  4. Bodily Practice Matters: So many approaches to liturgical catechesis after the Council emphasized sincere belief being expressed through ritual action. For example, the United States’ decision to make optional the Friday abstinence from meat depended upon an understanding of ritual whereby we first choose to believe, then take up a practice. But that’s not how ritual functions. It is the practice itself that creates the world “as if.” Contemporary liturgies are so verbose, full of so many words, so many explanations. What is essential is that the body lets the liturgical life of the Church be written upon it. We come to see ourselves in a story because it is written upon our very selves.
  5. Restoring a Culture: Lastly, Romano Guardini himself noted that the renewal of the liturgy required a restoration of civilization. We become a people who worship when we move away from the sterilizing problem of pragmatism and techno-centric knowing. Perhaps, the most important dimension of counteracting secularity through liturgy today is not related to the liturgy. It’s related to alternative forms of education that teach children to contemplate, to appreciate, to love, and thus to find themselves worshiping. It is about restoring the capacity to perceive the world “as if,” in art and literature, music and science. It is about wonder. If this capacity for wonder is not restored in homes and in schools, it will never appear in Church. And secularity will continue to be a highly effective catechetical program, more than anything that we can offer. In other words, if James K.A. Smith believes that Protestants need to retrieve ritual for the sake of Christian formation in a post-Christian era, Catholics need to retrieve liberal education together with ritual to do the same thing.
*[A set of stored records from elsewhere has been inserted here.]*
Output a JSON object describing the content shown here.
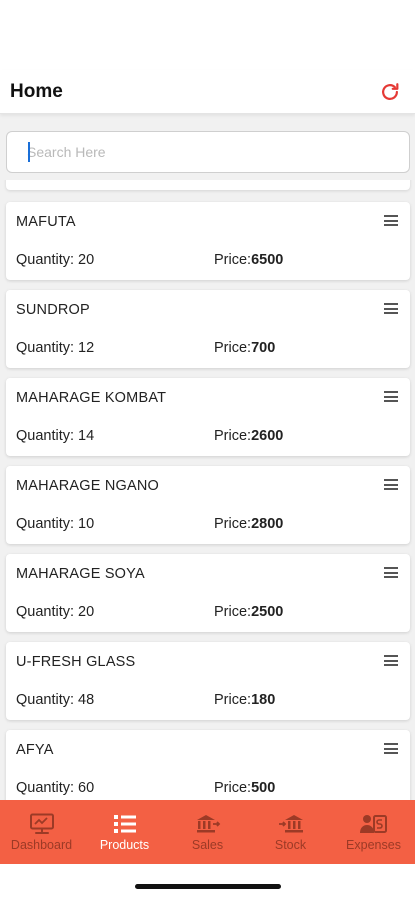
{
  "header": {
    "title": "Home",
    "refresh_icon": "refresh-icon"
  },
  "search": {
    "placeholder": "Search Here",
    "value": ""
  },
  "products": [
    {
      "name": "MAFUTA",
      "quantity_label": "Quantity: 20",
      "price_label": "Price:",
      "price": "6500"
    },
    {
      "name": "SUNDROP",
      "quantity_label": "Quantity: 12",
      "price_label": "Price:",
      "price": "700"
    },
    {
      "name": "MAHARAGE KOMBAT",
      "quantity_label": "Quantity: 14",
      "price_label": "Price:",
      "price": "2600"
    },
    {
      "name": "MAHARAGE NGANO",
      "quantity_label": "Quantity: 10",
      "price_label": "Price:",
      "price": "2800"
    },
    {
      "name": "MAHARAGE SOYA",
      "quantity_label": "Quantity: 20",
      "price_label": "Price:",
      "price": "2500"
    },
    {
      "name": "U-FRESH GLASS",
      "quantity_label": "Quantity: 48",
      "price_label": "Price:",
      "price": "180"
    },
    {
      "name": "AFYA",
      "quantity_label": "Quantity: 60",
      "price_label": "Price:",
      "price": "500"
    }
  ],
  "nav": {
    "items": [
      {
        "label": "Dashboard",
        "icon": "monitor-icon"
      },
      {
        "label": "Products",
        "icon": "list-icon"
      },
      {
        "label": "Sales",
        "icon": "bank-icon"
      },
      {
        "label": "Stock",
        "icon": "bank-icon"
      },
      {
        "label": "Expenses",
        "icon": "person-money-icon"
      }
    ],
    "active": "Products"
  },
  "colors": {
    "accent": "#f36044",
    "refresh": "#e53935",
    "nav_inactive": "#9c3a26"
  }
}
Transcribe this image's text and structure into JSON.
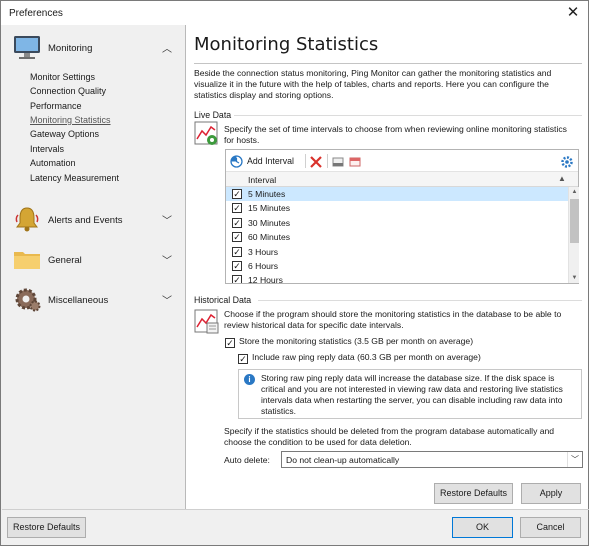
{
  "window": {
    "title": "Preferences",
    "close_glyph": "✕"
  },
  "sidebar": {
    "categories": [
      {
        "label": "Monitoring",
        "icon": "monitor-icon",
        "expanded": true
      },
      {
        "label": "Alerts and Events",
        "icon": "bell-icon",
        "expanded": false
      },
      {
        "label": "General",
        "icon": "folder-icon",
        "expanded": false
      },
      {
        "label": "Miscellaneous",
        "icon": "gear-icon",
        "expanded": false
      }
    ],
    "monitoring_items": [
      "Monitor Settings",
      "Connection Quality",
      "Performance",
      "Monitoring Statistics",
      "Gateway Options",
      "Intervals",
      "Automation",
      "Latency Measurement"
    ],
    "active_item": "Monitoring Statistics"
  },
  "page": {
    "title": "Monitoring Statistics",
    "intro": "Beside the connection status monitoring, Ping Monitor can gather the monitoring statistics and visualize it in the future with the help of tables, charts and reports. Here you can configure the statistics display and storing options."
  },
  "live_data": {
    "heading": "Live Data",
    "description": "Specify the set of time intervals to choose from when reviewing online monitoring statistics for hosts.",
    "toolbar": {
      "add_label": "Add Interval"
    },
    "column_header": "Interval",
    "rows": [
      {
        "label": "5 Minutes",
        "checked": true
      },
      {
        "label": "15 Minutes",
        "checked": true
      },
      {
        "label": "30 Minutes",
        "checked": true
      },
      {
        "label": "60 Minutes",
        "checked": true
      },
      {
        "label": "3 Hours",
        "checked": true
      },
      {
        "label": "6 Hours",
        "checked": true
      },
      {
        "label": "12 Hours",
        "checked": true
      }
    ],
    "selected_row": 0
  },
  "historical_data": {
    "heading": "Historical Data",
    "description": "Choose if the program should store the monitoring statistics in the database to be able to review historical data for specific date intervals.",
    "store_label": "Store the monitoring statistics (3.5 GB per month on average)",
    "store_checked": true,
    "raw_label": "Include raw ping reply data (60.3 GB per month on average)",
    "raw_checked": true,
    "info": "Storing raw ping reply data will increase the database size. If the disk space is critical and you are not interested in viewing raw data and restoring live statistics intervals data when restarting the server, you can disable including raw data into statistics.",
    "delete_description": "Specify if the statistics should be deleted from the program database automatically and choose the condition to be used for data deletion.",
    "auto_delete_label": "Auto delete:",
    "auto_delete_value": "Do not clean-up automatically"
  },
  "buttons": {
    "restore_defaults_page": "Restore Defaults",
    "apply": "Apply",
    "restore_defaults_global": "Restore Defaults",
    "ok": "OK",
    "cancel": "Cancel"
  },
  "colors": {
    "selection": "#cce8ff",
    "accent": "#0078d7"
  }
}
Conclusion

Thus, it’s not that the early liturgical movement was entirely wrong. Liturgy can play a role in combating secularization. But we have to understand how ritual functions and how secularity works. And most of all, we have to recognize that in our liturgical reform and catechesis in the post-conciliar era, we may have made mistakes because of our starry-eyed optimism. It’s okay to critique the past if you do so out of love, out of respect, out of awareness that the hopes desired by our forebears were worthy indeed.

This doesn’t mean that the Mass of the Second Vatican Council is itself the cause of secularization as some have argued. It’s not that liturgical reform introduced modernity into the Church. Modernity was coming anyway, and it’s here. A secular age has arrived, and it’s silly season for the Church to bemoan this fact and imagine creating some ideal community of the redeemed who don’t have any commerce with the modern world.

More simply, liturgy can’t fix everything. And the sooner that we recognize this, the sooner we can actually develop a pastoral liturgical plan for a secular age. One that restores women and men to participate in the memory of salvation revealed in Christ, to see their lives as a Eucharistic offering of love.

They’ll do this not because they “understand” the Mass. They’ll do it because they’ve fallen in love. And the liturgical life of the Church is now written upon their very selves.

Featured Image: Saint Patrick’s Cathedral in New York City.